Alphabet and Microsoft look like gems in the rubble of the tech sector
Tech stocks have fallen hard this, with the Nasdaq index down 22% since November. But both Alphabet and Microsoft are still both worth a look, says Rupert Hargreaves.
The tech-heavy Nasdaq index, which is frequently used as a benchmark for the tech sector, has crashed into a bear market. The index has fallen 22% from its record high close last November.
However, as my colleague Max King points out, the valuations of many quality growth stocks are now either “attractive or very attractive,” after being dragged down with the rest of the market.
As I recently noted – If you’re going to buy FANG stocks today, these are the three to focus on – companies with substantial competitive advantages and unique products are likely to pull through this turbulence, while corporations that lack any conceivable advantages over the competition are likely to continue to struggle.
We’re already seeing this trend play out in figures from the streaming giant Netflix (Nasdaq: NFLX) and Facebook’s parent company Meta (Nasdaq: FB). These corporations are losing market share to competitors and there are plenty of other examples.
Peloton (Nasdaq: PTON), down 80% in a year, is just an exercise bike with a computer attached. Affirm (Nasdaq: AFRM) a “buy now pay later’’ company, has cratered 80% since November. Its product operates in a very similar way to credit cards. Robinhood (Nasdaq: HOOD), down 72% from its IPO price, is now just one of many online stockbrokers that offers fee-free mobile app trading.
None of these organisations offer anything new or unique, and all face stiff competition.
For a company to succeed in the long-term it needs to have a niche, and it needs to defend that niche from the competition.
Google’s competitive advantage keeps the competition at bay
Alphabet disappointed the market by reporting a $1.5bn drop in profits for the first three months of 2022 compared to the fourth quarter of 2021. A worse-than-expected performance from YouTube was the biggest disappointment. YouTube revenues only rose 14% to $6.9bn, below the $7.5bn expected by Wall Street analysts.
Overall, the company reported a 23% rise in revenue for the quarter to $68bn, slightly below the $68.1bn expected by analysts.

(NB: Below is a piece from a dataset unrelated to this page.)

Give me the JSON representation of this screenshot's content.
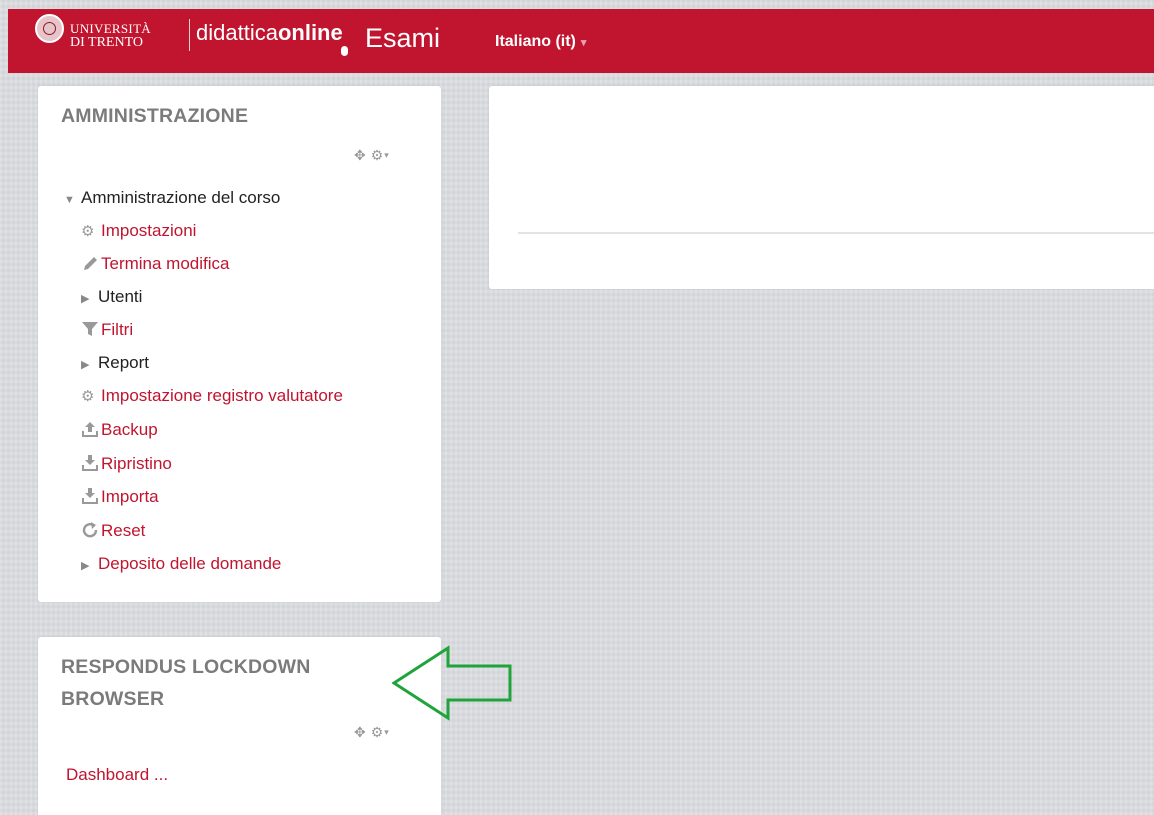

YouTube’s lacklustre revenue growth reflects the wider trend in the streaming and online content sector. Consumers and advertisers are overwhelmed with too much choice, and they are starting to refocus where they spend their time and money. This is the same headwind that Netflix and Facebook are having to deal with.
YouTube may have more than two billion daily users, but it’s not a unique service. Platforms such as Tik Tok and Instagram are copying its business model, and they’re not the only ones. The lack of any competitive advantage is harming the company’s growth. I would not be surprised if this trend continues.
But where Google really has the edge is in search and services. Both of these divisions reported blow-out performances for the first quarter. Revenue from Google Search jumped 24% year-on-year to $39.6bn. The division now accounts for 58% of total revenue. Meanwhile, Google Cloud revenues expanded 44% to $5.8bn.
These divisions have huge competitive advantages. Google Search is one of the digital world’s most valuable assets. The Google brand alone is worth $263bn. It also has over two decades of data available to help users find the information they need. To back up its brand and data avantage, Google owns over $100bn of assets, mostly data centres, to process information and power Google Cloud.
Based on these numbers, a competitor would need around $400bn to build a brand capable of taking on Google in the search and cloud business. That’s out of reach for all but a tiny fraction of the corporate world.
Microsoft: a vital service for the corporate world
Microsoft exhibits similar competitive advantages. It has a world-renowned brand and has spent tens of billions building the infrastructure and software required to create and sustain a world-leading cloud and computer services business.
The company’s first quarter figures support this idea as revenues during the three months to the end of March jumped 18% to $49.4bn, beating Wall Street expectations.
The “more personal computing” division, which includes its PC and gaming businesses, reported revenue growth of 11%, while intelligent cloud revenue jumped 26% and the productivity and business process unit grew 17%. The company also revealed that demand for its cloud services is accelerating as customers press ahead with the digitisation plans.
In many respects, cloud computing is already a commoditised industry, but Microsoft and Google stand out because they offer services as well. They offer access to services such as AI systems and the suites of Microsoft Office and Google Workspace – all valuable resources for other businesses.
Bargains are emerging from the rubble of the tech sell-off, but investors need to be careful. The world of business is only becoming more competitive, and companies without a durable advantage are going to continue to struggle.
My money’s on stocks like Alphabet and Microsoft, which have a clear advantage over the competition and the resources to keep improving the customer experience.